De Facto Separation Law
What is a de facto relationship?
A de facto relationship is defined as a relationship between two people who live together in a marriage like relationship. There are indicators of a relationship which the Court may require to be satisfied and it can be a heterosexual or same sex relationship.
Separation refers to the time when a couple end their relationship and stop living together as a couple.
The Family Court of Western Australia have the requisite power to deal with the matters that arise in relation to the children of a separated de facto couple. This includes determining who the children are to live with, how much access the non-primary carer parent will have to the children, relocation of the primary carer parent and recovery of children removed from the jurisdiction without one parent’s consent.
New laws allow de facto couples to ask the Family Court to deal with their property issues where:
- they separated after 1 December 2002; and
- they were in a relationship for more than 2 years; or
- they lived in a de facto relationship for less than 2 years but that there is a child of the relationship under the age of 18 years and failure to make the order sought would result in serious injustice to the party caring or responsible for the child; or
- they have lived in a de facto relationship for less than 2 years but that the partner applying for the order has made substantial financial, non-financial or homemaker/parent contributions and failure to make the order would result in serious injustice; and
- they resided in Western Australia for at least a third of the time of the relationship.
If these circumstances do not apply the Supreme Court of Western Australia can register an agreement or make a decision relating to the couples’ property.
It is possible for a couple to reach an agreement in relation to the issues arising from separation. Where agreement is reached it is safer to make the agreement formal as informal agreements do not have the same binding effect as agreements which have been formalised by the Family Court.
Making the Agreement Formal
An agreement regarding children’s issues and/or property can be dealt with in a Form 11 Application to the Family Court which asks the Court to make “Consent Orders” in terms of the agreement.
Where a separated de facto couple do not meet the requirements to have their property matters dealt with by the Family Court, they can enter a deed of agreement or file consent orders with the Supreme Court.
Does a Lawyer Have to Draft an Agreement?
There is no formal requirement providing that a lawyer must prepare a Family Court agreement. When people are deciding whether they should ask a lawyer to help they should keep in mind just how important the agreement is – it may be ending their financial relationship or setting down arrangements for where their children will live. It is very important the agreement reflects what the separated couple intends and covers all important issues. Having someone with legal knowledge accurately prepare the agreement is a safeguard and essential to protect your rights.
Where There is no Agreement
Separated couples are not always able to reach agreement on all of the issues that may arise.
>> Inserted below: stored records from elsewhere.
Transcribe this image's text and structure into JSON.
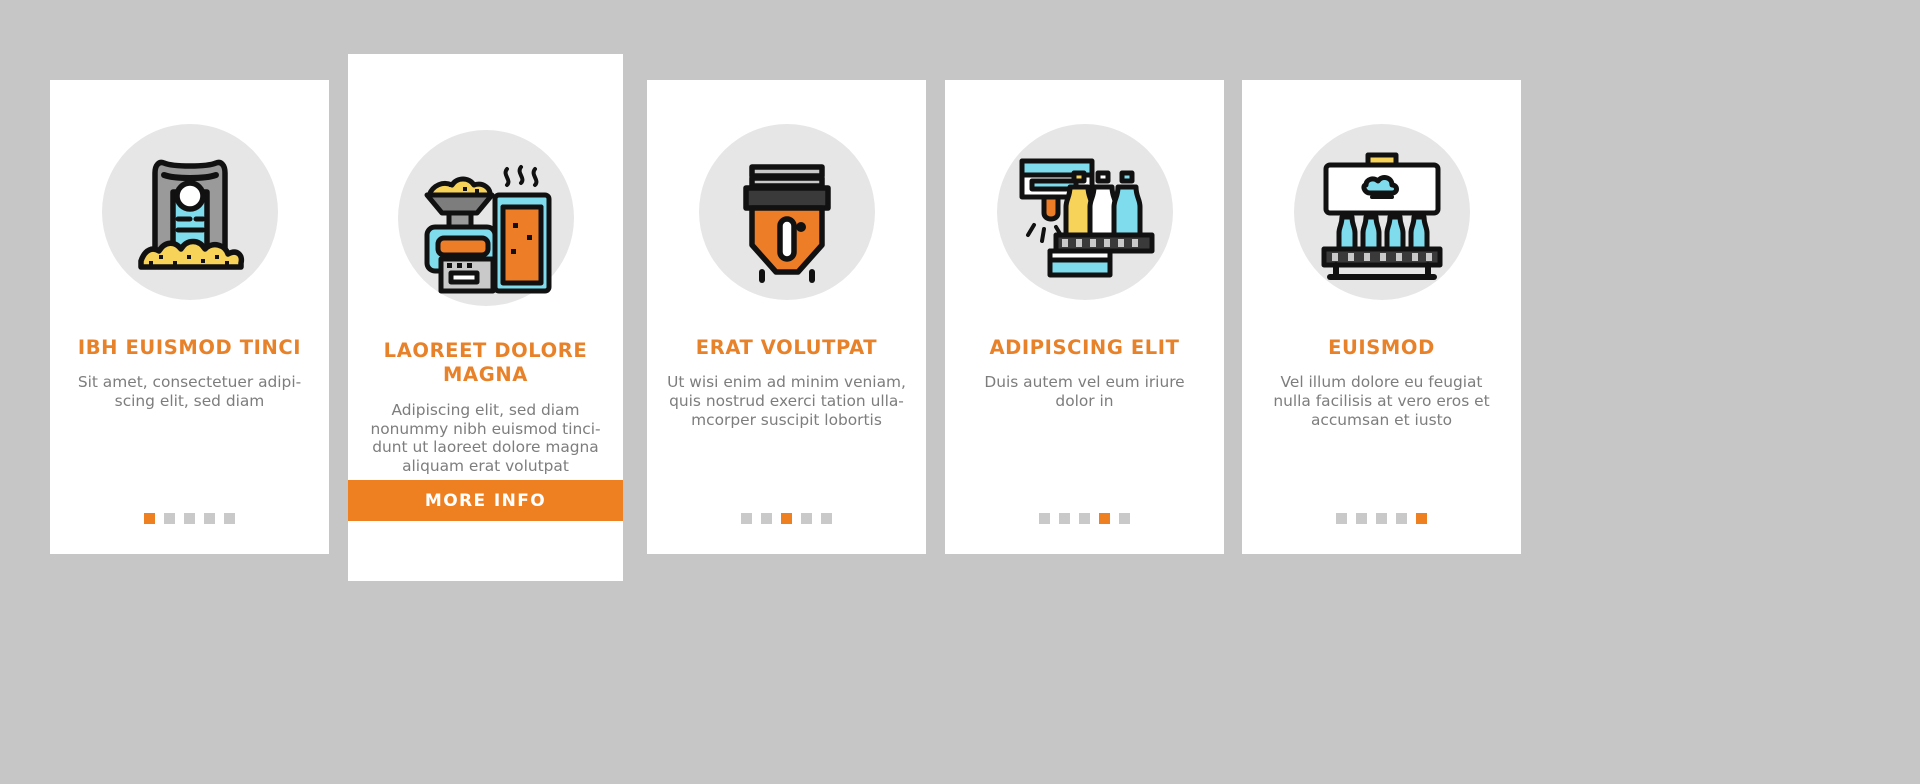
{
  "theme": {
    "background": "#c6c6c6",
    "card_background": "#ffffff",
    "accent": "#ef8022",
    "title_color": "#e8822a",
    "body_color": "#7d7d7d",
    "icon_circle": "#e6e6e6",
    "dot_inactive": "#c9c9c9"
  },
  "cards": [
    {
      "icon": "grain-sack-icon",
      "title": "IBH EUISMOD TINCI",
      "body": "Sit amet, consectetuer adipi-scing elit, sed diam",
      "dots": {
        "count": 5,
        "active": 1
      },
      "featured": false
    },
    {
      "icon": "mash-tun-brewing-icon",
      "title": "LAOREET DOLORE MAGNA",
      "body": "Adipiscing elit, sed diam nonummy nibh euismod tinci-dunt ut laoreet dolore magna aliquam erat volutpat",
      "button_label": "MORE INFO",
      "featured": true
    },
    {
      "icon": "fermentation-tank-icon",
      "title": "ERAT VOLUTPAT",
      "body": "Ut wisi enim ad minim veniam, quis nostrud exerci tation ulla-mcorper suscipit lobortis",
      "dots": {
        "count": 5,
        "active": 3
      },
      "featured": false
    },
    {
      "icon": "bottle-filling-icon",
      "title": "ADIPISCING ELIT",
      "body": "Duis autem vel eum iriure dolor in",
      "dots": {
        "count": 5,
        "active": 4
      },
      "featured": false
    },
    {
      "icon": "bottle-conveyor-icon",
      "title": "EUISMOD",
      "body": "Vel illum dolore eu feugiat nulla facilisis at vero eros et accumsan et iusto",
      "dots": {
        "count": 5,
        "active": 5
      },
      "featured": false
    }
  ]
}
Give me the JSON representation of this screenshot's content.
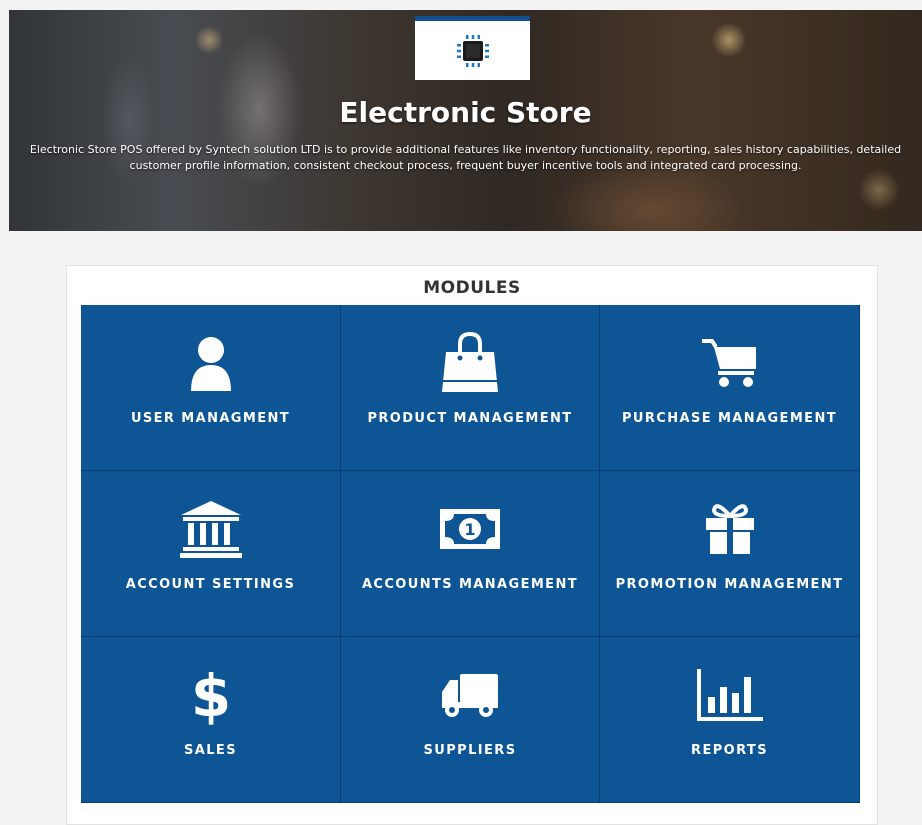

In this case either party can apply to the appropriate Court to have the matter decided.
When a person separates they will need to consider whether their existing Will still reflects how they would like their estate to be distributed.
A de facto partner now has the right to claim a share in their partner’s estate if their partner dies without a Will.